the drawer, then sat at the table.
A while later, she heard steps.
"Deborah Jean forgives you," her mom said. "She's very understanding.
Everyone says she's a perfect doll."
Deb nodded, but didn't look up at them. She heard her mom put the doll on a
chair. Her own breath came more easily now.
"I don't want her in my room tonight," Deb said.
"Sure you do," her mother said. "Besides -- it's her room, too."
"No it isn't!" Deb stood up and faced her mother. "It's my room. She's a doll!
She isn't real!"
Her mom reached out and placed her hands over the doll's ears. "Ssshhhhh. I
don't know what's come over you."
Deb stormed out of the house. She walked aimlessly for blocks, dreaming of how
she was going to destroy the doll. The house was dark when she got home. Her
mother had gone to bed. She didn't even wait up for me, Deb thought.
Upstairs, in her room, the doll waited for her. It was on her bed, tucked under the
blanket. Deb's favorite bracelet was fastened around the doll's neck. Her mom
must have put it there.
"Enough!" Deb said. She raced across the room and grabbed the doll. She
fumbled with the catch on the bracelet, them stopped. She was afraid that she'd
break it. There was an easier way to get it off. A much more satisfying way. She
twisted the doll's head, eager to rip it right off the body. In her mind, she saw
herself throwing the head through her window. In her mind, she saw herself
screaming at her mother, telling her how wrong all of this was. In her mind, she
saw the world returning to the way it once had been.
In her neck, she felt a slash of tearing pain that hurt her beyond anything she could
The doll dropped from her fingers and fell to the bed. Deb staggered back,
grabbing her injured throat. She crashed into the wall, then sank to the floor. A
weak gasp came from her lips. She couldn't raise her voice beyond a whisper.
The pain and damage was too great. She couldn't even turn her head to the front.
On the bed, she saw the doll, it's head twisted at an unnatural angle.
"Deb!" her mother cried, racing into the room.
Deb reached out a hand and mouthed the word, "Neck."
Her mother sped past her. She grabbed the doll and cradled it in her arms. "Yes,
your poor neck. How awful. Oh dear. Don't worry, I'll get you taken care of.
You'll be fine. You'll be just fine. I promise."
She rushed from the room, still talking to the doll. "Don't worry. I know someone
who can fix you. She lives right across town."
Deb, struggling to swallow, watched her go. A half hour later, as she sat on the
floor in a corner of her room, her neck suddenly felt better.
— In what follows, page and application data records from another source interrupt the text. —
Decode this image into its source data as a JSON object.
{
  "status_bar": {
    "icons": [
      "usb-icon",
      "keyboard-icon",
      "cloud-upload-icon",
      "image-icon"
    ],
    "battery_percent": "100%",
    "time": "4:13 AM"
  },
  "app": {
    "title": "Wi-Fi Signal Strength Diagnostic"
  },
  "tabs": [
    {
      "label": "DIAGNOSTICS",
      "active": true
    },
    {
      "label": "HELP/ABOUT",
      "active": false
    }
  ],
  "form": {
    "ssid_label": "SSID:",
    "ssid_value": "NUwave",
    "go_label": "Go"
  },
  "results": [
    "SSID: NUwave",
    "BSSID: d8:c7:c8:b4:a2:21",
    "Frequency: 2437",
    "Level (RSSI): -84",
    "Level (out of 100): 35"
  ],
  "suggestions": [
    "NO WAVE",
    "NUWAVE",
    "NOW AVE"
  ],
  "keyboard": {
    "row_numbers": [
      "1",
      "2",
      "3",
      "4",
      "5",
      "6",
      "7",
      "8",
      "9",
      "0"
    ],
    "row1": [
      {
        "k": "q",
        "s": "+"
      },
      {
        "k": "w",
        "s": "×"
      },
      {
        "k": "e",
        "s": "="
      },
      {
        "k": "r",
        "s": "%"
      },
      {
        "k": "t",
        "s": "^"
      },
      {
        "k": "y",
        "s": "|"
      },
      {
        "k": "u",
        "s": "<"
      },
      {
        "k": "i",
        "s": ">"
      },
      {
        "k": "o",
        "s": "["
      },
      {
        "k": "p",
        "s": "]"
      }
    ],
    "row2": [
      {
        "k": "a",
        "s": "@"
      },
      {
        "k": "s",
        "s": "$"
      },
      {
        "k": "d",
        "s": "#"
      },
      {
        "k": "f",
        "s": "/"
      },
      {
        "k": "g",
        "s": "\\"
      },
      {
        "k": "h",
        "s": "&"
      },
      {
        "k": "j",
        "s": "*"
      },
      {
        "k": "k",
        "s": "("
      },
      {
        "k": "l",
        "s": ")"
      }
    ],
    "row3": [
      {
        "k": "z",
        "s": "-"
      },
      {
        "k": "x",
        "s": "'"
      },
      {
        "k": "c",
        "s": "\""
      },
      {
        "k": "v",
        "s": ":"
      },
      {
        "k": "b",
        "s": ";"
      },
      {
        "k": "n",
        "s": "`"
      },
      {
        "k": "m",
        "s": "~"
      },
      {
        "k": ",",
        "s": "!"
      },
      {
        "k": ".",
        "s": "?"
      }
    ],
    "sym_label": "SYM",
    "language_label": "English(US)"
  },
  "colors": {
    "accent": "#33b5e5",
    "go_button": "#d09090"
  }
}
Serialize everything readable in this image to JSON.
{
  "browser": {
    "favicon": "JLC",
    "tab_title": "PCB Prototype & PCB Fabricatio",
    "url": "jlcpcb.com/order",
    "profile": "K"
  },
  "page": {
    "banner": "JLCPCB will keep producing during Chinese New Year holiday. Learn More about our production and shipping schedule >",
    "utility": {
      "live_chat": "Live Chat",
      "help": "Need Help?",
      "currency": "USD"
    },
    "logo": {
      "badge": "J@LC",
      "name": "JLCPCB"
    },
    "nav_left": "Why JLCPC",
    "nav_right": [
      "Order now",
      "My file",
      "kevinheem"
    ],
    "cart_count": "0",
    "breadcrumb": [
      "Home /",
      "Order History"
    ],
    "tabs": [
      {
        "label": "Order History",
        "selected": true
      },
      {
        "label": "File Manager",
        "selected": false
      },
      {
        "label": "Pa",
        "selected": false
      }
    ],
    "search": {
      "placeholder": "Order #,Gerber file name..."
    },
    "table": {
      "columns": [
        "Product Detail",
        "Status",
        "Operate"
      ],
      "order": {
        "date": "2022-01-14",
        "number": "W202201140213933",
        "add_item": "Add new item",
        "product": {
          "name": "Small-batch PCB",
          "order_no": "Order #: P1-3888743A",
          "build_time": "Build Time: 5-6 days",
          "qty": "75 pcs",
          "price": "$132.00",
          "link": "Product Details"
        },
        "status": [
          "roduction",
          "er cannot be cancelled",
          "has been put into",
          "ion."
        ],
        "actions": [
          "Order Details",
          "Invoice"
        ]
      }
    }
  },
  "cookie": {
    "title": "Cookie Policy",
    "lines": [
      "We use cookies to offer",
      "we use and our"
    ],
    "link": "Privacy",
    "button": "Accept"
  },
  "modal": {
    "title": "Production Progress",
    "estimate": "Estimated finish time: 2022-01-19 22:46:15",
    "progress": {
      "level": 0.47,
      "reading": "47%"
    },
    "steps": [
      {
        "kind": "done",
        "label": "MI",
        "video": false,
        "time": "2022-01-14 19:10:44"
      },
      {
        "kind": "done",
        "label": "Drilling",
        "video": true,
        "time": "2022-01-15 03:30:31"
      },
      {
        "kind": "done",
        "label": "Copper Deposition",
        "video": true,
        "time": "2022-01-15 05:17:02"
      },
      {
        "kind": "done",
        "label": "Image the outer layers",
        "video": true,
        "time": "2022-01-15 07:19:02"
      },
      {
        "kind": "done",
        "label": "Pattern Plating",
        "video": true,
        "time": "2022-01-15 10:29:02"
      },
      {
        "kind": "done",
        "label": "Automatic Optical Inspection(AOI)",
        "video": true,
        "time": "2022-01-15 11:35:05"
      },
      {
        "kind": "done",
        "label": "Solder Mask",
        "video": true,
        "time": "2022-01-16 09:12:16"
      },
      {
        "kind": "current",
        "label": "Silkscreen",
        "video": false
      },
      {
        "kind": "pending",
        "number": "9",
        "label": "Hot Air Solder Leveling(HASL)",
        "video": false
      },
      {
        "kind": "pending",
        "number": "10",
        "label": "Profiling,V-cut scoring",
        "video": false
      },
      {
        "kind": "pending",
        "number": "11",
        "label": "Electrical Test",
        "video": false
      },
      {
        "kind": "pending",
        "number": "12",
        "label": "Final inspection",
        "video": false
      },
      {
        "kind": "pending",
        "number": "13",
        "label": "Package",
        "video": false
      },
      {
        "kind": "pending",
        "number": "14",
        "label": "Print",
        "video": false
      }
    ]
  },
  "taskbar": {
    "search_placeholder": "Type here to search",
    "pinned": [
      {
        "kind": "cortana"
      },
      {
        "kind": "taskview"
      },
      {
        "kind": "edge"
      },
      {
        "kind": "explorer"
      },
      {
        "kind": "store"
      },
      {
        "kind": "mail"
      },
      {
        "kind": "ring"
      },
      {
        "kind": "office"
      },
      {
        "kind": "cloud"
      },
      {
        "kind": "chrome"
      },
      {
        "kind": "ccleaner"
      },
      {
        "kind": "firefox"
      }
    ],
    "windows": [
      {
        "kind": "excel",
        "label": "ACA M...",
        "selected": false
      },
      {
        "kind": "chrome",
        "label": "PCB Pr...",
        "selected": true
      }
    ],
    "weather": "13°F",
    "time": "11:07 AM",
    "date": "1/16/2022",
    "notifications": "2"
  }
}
She knew the doll had
Her mom would be back, soon. Her mom and Deborah Jean. Perfect Deborah
Jean who never disobeyed. Who never sulked or pouted. Who never grew older.
"No," she said aloud. "I'm Deb. She's just a doll. I'm Deb. Not her. Me."
But even to her own ears, her voice sounded flat and empty. Not human, really.
Not very much alive at all.